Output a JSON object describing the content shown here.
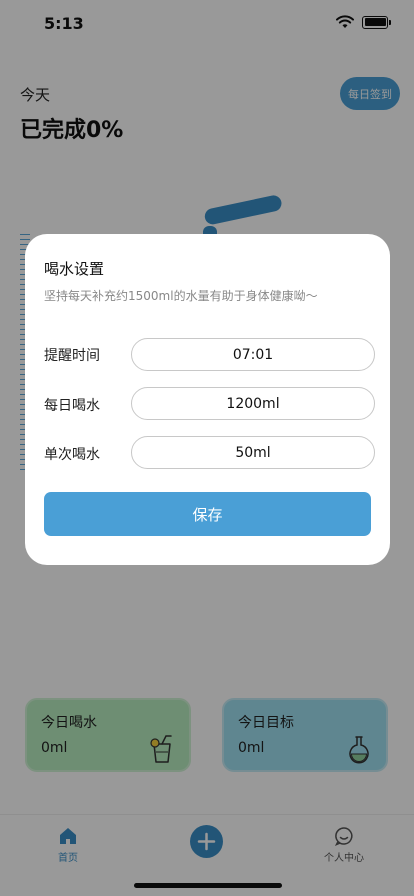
{
  "status_bar": {
    "time": "5:13"
  },
  "header": {
    "today": "今天",
    "completed": "已完成0%",
    "checkin_button": "每日签到"
  },
  "cards": {
    "water": {
      "title": "今日喝水",
      "value": "0ml"
    },
    "goal": {
      "title": "今日目标",
      "value": "0ml"
    }
  },
  "tabbar": {
    "home": "首页",
    "profile": "个人中心"
  },
  "modal": {
    "title": "喝水设置",
    "description": "坚持每天补充约1500ml的水量有助于身体健康呦～",
    "rows": [
      {
        "label": "提醒时间",
        "value": "07:01"
      },
      {
        "label": "每日喝水",
        "value": "1200ml"
      },
      {
        "label": "单次喝水",
        "value": "50ml"
      }
    ],
    "save_button": "保存"
  },
  "colors": {
    "accent": "#4a9fd6",
    "water_card": "#b7edc0",
    "goal_card": "#9ee0f0"
  }
}
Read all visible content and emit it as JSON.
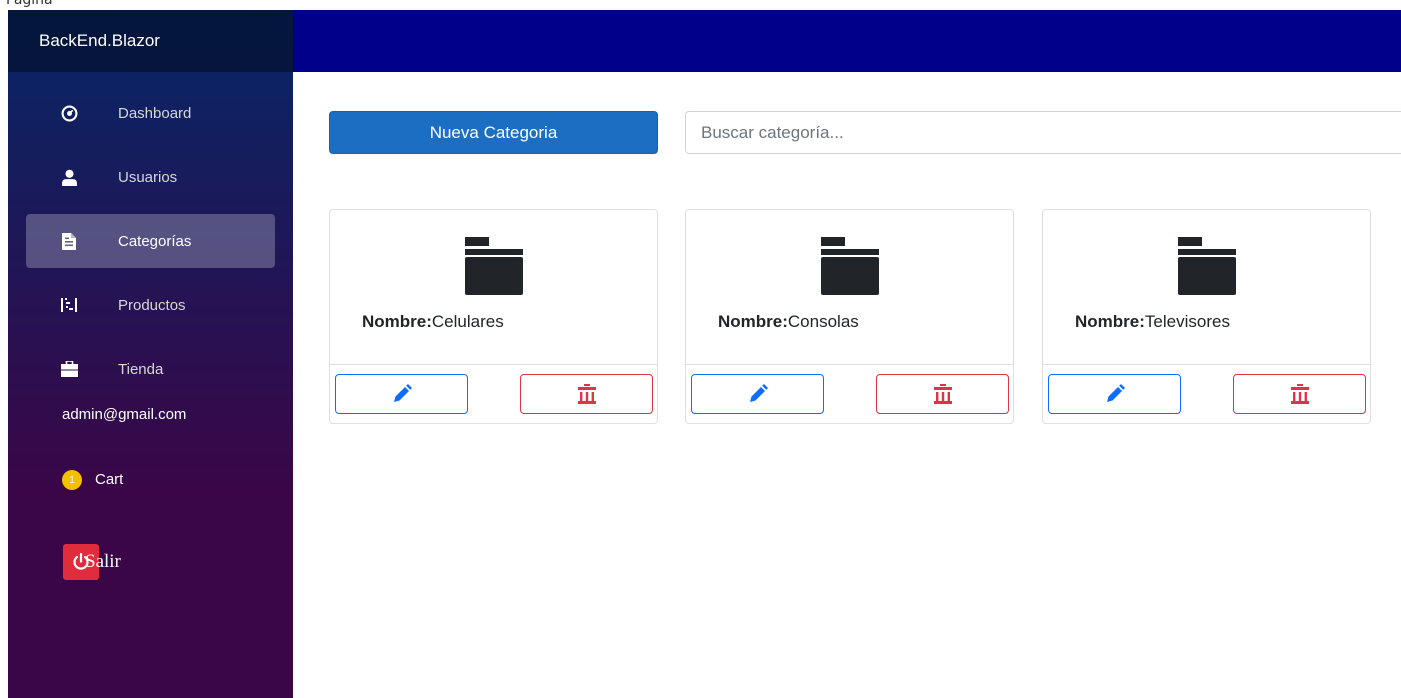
{
  "app": {
    "top_label": "Pagina",
    "brand": "BackEnd.Blazor"
  },
  "sidebar": {
    "items": [
      {
        "label": "Dashboard",
        "icon": "dashboard-icon",
        "active": false
      },
      {
        "label": "Usuarios",
        "icon": "person-icon",
        "active": false
      },
      {
        "label": "Categorías",
        "icon": "document-icon",
        "active": true
      },
      {
        "label": "Productos",
        "icon": "list-icon",
        "active": false
      },
      {
        "label": "Tienda",
        "icon": "briefcase-icon",
        "active": false
      }
    ],
    "email": "admin@gmail.com",
    "cart": {
      "count": "1",
      "label": "Cart"
    },
    "logout_label": "Salir"
  },
  "toolbar": {
    "new_button_label": "Nueva Categoria",
    "search_placeholder": "Buscar categoría..."
  },
  "cards": [
    {
      "name_label": "Nombre:",
      "name_value": "Celulares"
    },
    {
      "name_label": "Nombre:",
      "name_value": "Consolas"
    },
    {
      "name_label": "Nombre:",
      "name_value": "Televisores"
    }
  ],
  "colors": {
    "topbar": "#00008b",
    "primary": "#1b6ec2",
    "danger": "#dc3545",
    "edit_border": "#0d6efd",
    "badge": "#f5c000",
    "logout": "#e02c3b"
  }
}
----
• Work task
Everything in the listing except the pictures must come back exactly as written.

• Answer for this exercise
Output a JSON object describing the content shown here.
{
  "status_bar": {
    "time": "5:13"
  },
  "header": {
    "today": "今天",
    "completed": "已完成0%",
    "checkin_button": "每日签到"
  },
  "cards": {
    "water": {
      "title": "今日喝水",
      "value": "0ml"
    },
    "goal": {
      "title": "今日目标",
      "value": "0ml"
    }
  },
  "tabbar": {
    "home": "首页",
    "profile": "个人中心"
  },
  "modal": {
    "title": "喝水设置",
    "description": "坚持每天补充约1500ml的水量有助于身体健康呦～",
    "rows": [
      {
        "label": "提醒时间",
        "value": "07:01"
      },
      {
        "label": "每日喝水",
        "value": "1200ml"
      },
      {
        "label": "单次喝水",
        "value": "50ml"
      }
    ],
    "save_button": "保存"
  },
  "colors": {
    "accent": "#4a9fd6",
    "water_card": "#b7edc0",
    "goal_card": "#9ee0f0"
  }
}
Read all visible content and emit it as JSON.
{
  "app": {
    "top_label": "Pagina",
    "brand": "BackEnd.Blazor"
  },
  "sidebar": {
    "items": [
      {
        "label": "Dashboard",
        "icon": "dashboard-icon",
        "active": false
      },
      {
        "label": "Usuarios",
        "icon": "person-icon",
        "active": false
      },
      {
        "label": "Categorías",
        "icon": "document-icon",
        "active": true
      },
      {
        "label": "Productos",
        "icon": "list-icon",
        "active": false
      },
      {
        "label": "Tienda",
        "icon": "briefcase-icon",
        "active": false
      }
    ],
    "email": "admin@gmail.com",
    "cart": {
      "count": "1",
      "label": "Cart"
    },
    "logout_label": "Salir"
  },
  "toolbar": {
    "new_button_label": "Nueva Categoria",
    "search_placeholder": "Buscar categoría..."
  },
  "cards": [
    {
      "name_label": "Nombre:",
      "name_value": "Celulares"
    },
    {
      "name_label": "Nombre:",
      "name_value": "Consolas"
    },
    {
      "name_label": "Nombre:",
      "name_value": "Televisores"
    }
  ],
  "colors": {
    "topbar": "#00008b",
    "primary": "#1b6ec2",
    "danger": "#dc3545",
    "edit_border": "#0d6efd",
    "badge": "#f5c000",
    "logout": "#e02c3b"
  }
}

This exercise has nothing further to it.